A boar is farrowed with his full number of teeth, which only increase in size, especially the tusks of the lower jaws, which are those with which he strikes, those of the upper jaws being used only to whet the others. Boars were hunted in Europe in two ways, either by tracking them into their holts or dens, which were then surrounded by nets or toils, and the boars driven into them, or what was called at force with dogs, when the beast was roused from his lair, and hunted with relays of hounds, until he turned to bay, when he was despatched with the boar spear or hunting sword. In England the wild boar has long been entirely extinct; in France it is still found in parts of Brittany and Normandy; and in parts of Germany, in Holstein, in Italy (especially in the Pontine marshes), and in many parts of Greece and Asia Minor, it is still abundant. While boar hunting was in its palmy force, a particular dog was cultivated for the sport, which was of great rarity and value. It appears to have been a half-bred dog, between the bloodhound and the mastiff. There was, however, a dog more or less homogeneous, known as the boar hound; the best came from Pomerania, and were one of the choicest gifts presented to crowned beads.
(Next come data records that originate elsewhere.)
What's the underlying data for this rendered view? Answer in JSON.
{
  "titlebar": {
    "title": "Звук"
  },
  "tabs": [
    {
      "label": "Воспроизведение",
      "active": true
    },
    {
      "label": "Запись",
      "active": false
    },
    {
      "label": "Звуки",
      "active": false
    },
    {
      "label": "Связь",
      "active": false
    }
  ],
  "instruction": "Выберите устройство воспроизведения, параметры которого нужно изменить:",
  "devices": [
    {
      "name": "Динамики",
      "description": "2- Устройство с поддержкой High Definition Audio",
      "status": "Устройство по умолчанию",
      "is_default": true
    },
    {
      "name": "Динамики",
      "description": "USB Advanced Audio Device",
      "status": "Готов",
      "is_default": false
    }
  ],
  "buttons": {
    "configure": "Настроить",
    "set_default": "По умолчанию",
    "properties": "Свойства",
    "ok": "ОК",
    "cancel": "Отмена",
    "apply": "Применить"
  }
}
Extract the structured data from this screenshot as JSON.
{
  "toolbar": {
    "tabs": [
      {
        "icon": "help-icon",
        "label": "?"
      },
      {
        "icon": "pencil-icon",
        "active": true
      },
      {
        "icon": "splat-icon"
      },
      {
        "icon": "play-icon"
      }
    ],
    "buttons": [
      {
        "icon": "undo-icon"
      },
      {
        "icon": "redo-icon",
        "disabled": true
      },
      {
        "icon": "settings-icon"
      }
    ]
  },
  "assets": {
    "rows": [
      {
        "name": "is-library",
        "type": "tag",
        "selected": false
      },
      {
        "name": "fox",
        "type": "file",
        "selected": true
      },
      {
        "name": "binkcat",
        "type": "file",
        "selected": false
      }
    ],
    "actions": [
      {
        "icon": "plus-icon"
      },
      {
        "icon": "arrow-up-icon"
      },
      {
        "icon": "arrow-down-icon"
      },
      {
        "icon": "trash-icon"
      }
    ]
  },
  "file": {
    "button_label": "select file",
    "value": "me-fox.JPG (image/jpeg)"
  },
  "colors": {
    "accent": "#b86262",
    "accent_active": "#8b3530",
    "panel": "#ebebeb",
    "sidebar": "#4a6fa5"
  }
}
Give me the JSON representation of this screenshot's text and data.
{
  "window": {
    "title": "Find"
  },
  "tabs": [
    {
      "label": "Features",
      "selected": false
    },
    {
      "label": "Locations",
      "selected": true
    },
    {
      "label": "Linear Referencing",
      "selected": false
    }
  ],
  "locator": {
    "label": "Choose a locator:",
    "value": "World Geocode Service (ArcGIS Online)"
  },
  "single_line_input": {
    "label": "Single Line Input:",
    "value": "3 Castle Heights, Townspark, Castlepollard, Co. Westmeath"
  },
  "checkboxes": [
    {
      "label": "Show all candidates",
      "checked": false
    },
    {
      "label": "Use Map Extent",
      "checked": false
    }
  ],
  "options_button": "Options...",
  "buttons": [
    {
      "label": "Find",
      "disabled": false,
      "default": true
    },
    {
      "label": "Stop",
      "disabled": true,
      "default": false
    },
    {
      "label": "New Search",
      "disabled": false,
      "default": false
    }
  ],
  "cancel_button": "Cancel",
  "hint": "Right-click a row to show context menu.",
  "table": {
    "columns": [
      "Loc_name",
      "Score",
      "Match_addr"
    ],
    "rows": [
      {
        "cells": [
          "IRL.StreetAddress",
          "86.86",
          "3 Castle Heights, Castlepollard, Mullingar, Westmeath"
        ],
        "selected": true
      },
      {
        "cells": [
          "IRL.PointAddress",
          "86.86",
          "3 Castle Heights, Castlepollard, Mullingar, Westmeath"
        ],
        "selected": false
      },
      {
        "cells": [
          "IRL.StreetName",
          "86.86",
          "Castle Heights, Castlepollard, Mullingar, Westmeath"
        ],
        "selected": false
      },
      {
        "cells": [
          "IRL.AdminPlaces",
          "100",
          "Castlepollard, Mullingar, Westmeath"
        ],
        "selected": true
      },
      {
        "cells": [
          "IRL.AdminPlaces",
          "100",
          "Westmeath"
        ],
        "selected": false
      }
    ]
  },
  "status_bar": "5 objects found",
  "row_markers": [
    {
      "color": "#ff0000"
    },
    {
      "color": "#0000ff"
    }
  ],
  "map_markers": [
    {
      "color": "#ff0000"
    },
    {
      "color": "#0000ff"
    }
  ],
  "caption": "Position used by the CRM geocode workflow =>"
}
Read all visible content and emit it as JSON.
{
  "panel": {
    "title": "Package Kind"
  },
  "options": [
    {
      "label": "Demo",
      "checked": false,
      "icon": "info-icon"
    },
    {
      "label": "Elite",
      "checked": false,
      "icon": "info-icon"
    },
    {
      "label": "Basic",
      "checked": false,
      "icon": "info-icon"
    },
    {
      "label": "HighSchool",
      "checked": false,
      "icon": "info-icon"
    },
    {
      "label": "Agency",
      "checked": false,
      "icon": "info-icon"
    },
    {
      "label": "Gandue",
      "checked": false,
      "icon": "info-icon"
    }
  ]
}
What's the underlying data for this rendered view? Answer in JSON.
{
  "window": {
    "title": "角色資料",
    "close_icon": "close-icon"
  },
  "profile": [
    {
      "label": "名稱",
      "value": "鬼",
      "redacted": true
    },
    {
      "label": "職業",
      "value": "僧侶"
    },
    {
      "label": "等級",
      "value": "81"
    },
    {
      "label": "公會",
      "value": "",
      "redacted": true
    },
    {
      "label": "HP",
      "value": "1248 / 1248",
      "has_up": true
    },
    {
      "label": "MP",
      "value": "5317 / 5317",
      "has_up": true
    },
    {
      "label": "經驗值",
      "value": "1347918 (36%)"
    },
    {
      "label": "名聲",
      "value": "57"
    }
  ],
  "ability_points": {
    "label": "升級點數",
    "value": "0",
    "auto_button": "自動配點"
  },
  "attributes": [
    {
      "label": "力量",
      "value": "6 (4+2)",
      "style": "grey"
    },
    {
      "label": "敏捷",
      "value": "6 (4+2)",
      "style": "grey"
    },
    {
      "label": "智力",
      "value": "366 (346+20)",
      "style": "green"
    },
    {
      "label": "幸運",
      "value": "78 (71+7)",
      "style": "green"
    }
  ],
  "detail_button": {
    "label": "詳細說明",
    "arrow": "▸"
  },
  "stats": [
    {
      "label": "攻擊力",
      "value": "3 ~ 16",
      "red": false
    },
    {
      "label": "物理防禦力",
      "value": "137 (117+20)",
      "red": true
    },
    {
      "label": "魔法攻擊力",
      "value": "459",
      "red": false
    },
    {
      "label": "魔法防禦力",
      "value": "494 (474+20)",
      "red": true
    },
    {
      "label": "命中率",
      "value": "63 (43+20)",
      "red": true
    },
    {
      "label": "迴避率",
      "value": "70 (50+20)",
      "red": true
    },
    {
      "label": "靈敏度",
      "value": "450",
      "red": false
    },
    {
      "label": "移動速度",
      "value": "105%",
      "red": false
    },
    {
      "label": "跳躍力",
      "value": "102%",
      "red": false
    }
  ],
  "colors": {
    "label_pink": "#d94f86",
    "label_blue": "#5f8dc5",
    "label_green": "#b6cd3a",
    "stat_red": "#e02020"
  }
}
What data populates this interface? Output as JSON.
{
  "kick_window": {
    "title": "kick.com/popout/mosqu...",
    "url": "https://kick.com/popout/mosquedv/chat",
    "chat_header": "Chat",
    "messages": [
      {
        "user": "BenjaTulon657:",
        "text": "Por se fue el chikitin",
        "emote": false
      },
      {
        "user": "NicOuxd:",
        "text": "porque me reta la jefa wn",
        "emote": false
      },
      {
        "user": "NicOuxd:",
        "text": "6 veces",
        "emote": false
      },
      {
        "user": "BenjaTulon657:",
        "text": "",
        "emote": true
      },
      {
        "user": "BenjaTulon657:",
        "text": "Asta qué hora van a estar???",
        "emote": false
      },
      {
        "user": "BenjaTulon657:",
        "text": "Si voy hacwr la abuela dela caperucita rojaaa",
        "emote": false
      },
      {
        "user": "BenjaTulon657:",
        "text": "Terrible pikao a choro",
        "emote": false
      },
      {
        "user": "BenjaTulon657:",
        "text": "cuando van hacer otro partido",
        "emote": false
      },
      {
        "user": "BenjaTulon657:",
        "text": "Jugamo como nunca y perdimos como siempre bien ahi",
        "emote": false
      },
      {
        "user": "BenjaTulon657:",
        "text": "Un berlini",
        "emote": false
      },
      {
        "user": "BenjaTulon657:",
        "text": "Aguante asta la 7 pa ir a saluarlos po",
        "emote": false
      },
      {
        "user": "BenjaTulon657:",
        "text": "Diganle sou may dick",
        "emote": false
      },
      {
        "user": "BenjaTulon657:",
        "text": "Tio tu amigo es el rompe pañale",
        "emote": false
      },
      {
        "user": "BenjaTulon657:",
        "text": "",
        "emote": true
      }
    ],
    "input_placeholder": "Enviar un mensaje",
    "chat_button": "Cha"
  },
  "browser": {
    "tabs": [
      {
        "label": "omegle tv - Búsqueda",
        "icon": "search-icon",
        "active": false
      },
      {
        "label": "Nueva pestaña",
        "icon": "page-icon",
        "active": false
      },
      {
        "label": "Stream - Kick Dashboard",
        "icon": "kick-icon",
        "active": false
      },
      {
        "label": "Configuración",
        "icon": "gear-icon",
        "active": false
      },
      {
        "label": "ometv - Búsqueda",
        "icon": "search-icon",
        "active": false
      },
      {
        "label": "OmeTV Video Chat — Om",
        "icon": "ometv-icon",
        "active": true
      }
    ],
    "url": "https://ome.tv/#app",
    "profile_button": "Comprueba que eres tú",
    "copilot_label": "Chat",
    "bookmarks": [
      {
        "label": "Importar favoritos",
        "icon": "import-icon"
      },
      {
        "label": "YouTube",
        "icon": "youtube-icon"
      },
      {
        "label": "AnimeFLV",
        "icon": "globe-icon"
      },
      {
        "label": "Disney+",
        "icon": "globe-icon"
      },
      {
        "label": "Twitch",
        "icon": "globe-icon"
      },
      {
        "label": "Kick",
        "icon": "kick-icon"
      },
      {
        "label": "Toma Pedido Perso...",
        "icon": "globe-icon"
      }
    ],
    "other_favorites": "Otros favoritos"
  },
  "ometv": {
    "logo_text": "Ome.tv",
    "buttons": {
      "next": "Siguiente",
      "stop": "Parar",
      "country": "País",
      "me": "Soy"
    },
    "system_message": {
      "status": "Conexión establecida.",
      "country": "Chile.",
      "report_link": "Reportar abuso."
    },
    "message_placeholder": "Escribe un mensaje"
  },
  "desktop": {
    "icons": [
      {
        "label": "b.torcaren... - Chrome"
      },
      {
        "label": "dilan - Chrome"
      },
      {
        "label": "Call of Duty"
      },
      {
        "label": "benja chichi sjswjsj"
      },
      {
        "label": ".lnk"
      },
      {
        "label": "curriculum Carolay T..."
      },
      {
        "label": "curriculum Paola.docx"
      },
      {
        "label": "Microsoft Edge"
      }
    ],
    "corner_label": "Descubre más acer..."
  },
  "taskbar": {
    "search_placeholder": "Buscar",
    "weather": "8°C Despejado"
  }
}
Boar hunting, or pig sticking, as it is there called, is still a favorite sport in British India, especially in the Deccan, where hogs abound in the reedy jungles of the plains. The hunters are mounted on Arab coursers, and pursue their game without the aid of dogs, running him to bay by the mere speed of their horses. It is said that a hog, if he gets a moderately good start, can maintain a pace for 20 or 25 minutes equal to the fastest horse with fox-hounds. The weapon is a lance of tough bamboo about 10 ft. long, with a steel head shaped like a laurel leaf, and as keen as a razor. Thns is grasped usually at about 18 inches from the butt, overhandedly, so that the shaft extends nearly horizontally backward, but with a downward inclination, the head, or blade, being in the rear of the horse's croup. When the boar charges, which he does right at the horse's fore legs, often cutting his shanks to the bone with his terrible tusks, and, if he do not wheel off in time, ripping out his intestines, the horseman, rising in his stirrups, strikes him an overhanded stab, delivered perpendicularly downward, between the shoulders, making his horse pivot to the left, on his hind legs.
Wild Boar (Sus aper).